Top of Data for the task

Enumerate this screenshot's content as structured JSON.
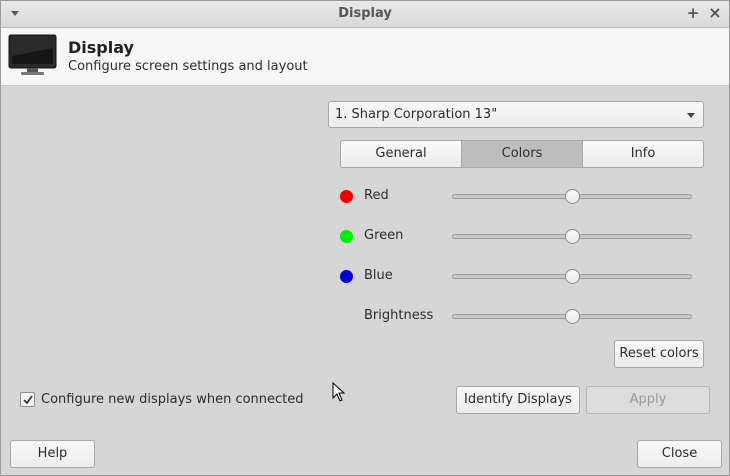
{
  "window": {
    "title": "Display"
  },
  "header": {
    "title": "Display",
    "subtitle": "Configure screen settings and layout",
    "icon": "monitor-icon"
  },
  "display_select": {
    "value": "1. Sharp Corporation 13\""
  },
  "tabs": [
    {
      "label": "General",
      "active": false
    },
    {
      "label": "Colors",
      "active": true
    },
    {
      "label": "Info",
      "active": false
    }
  ],
  "colors": {
    "red": {
      "label": "Red",
      "dot": "#ee0000",
      "value": 0.5
    },
    "green": {
      "label": "Green",
      "dot": "#00ee00",
      "value": 0.5
    },
    "blue": {
      "label": "Blue",
      "dot": "#0000dd",
      "value": 0.5
    },
    "brightness": {
      "label": "Brightness",
      "value": 0.5
    }
  },
  "buttons": {
    "reset": "Reset colors",
    "identify": "Identify Displays",
    "apply": "Apply",
    "help": "Help",
    "close": "Close"
  },
  "auto_configure": {
    "label": "Configure new displays when connected",
    "checked": true
  }
}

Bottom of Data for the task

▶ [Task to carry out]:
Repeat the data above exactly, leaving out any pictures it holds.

▶ [Solution for this problem]:
Enumerate this screenshot's content as structured JSON.
{
  "window": {
    "title": "Display"
  },
  "header": {
    "title": "Display",
    "subtitle": "Configure screen settings and layout",
    "icon": "monitor-icon"
  },
  "display_select": {
    "value": "1. Sharp Corporation 13\""
  },
  "tabs": [
    {
      "label": "General",
      "active": false
    },
    {
      "label": "Colors",
      "active": true
    },
    {
      "label": "Info",
      "active": false
    }
  ],
  "colors": {
    "red": {
      "label": "Red",
      "dot": "#ee0000",
      "value": 0.5
    },
    "green": {
      "label": "Green",
      "dot": "#00ee00",
      "value": 0.5
    },
    "blue": {
      "label": "Blue",
      "dot": "#0000dd",
      "value": 0.5
    },
    "brightness": {
      "label": "Brightness",
      "value": 0.5
    }
  },
  "buttons": {
    "reset": "Reset colors",
    "identify": "Identify Displays",
    "apply": "Apply",
    "help": "Help",
    "close": "Close"
  },
  "auto_configure": {
    "label": "Configure new displays when connected",
    "checked": true
  }
}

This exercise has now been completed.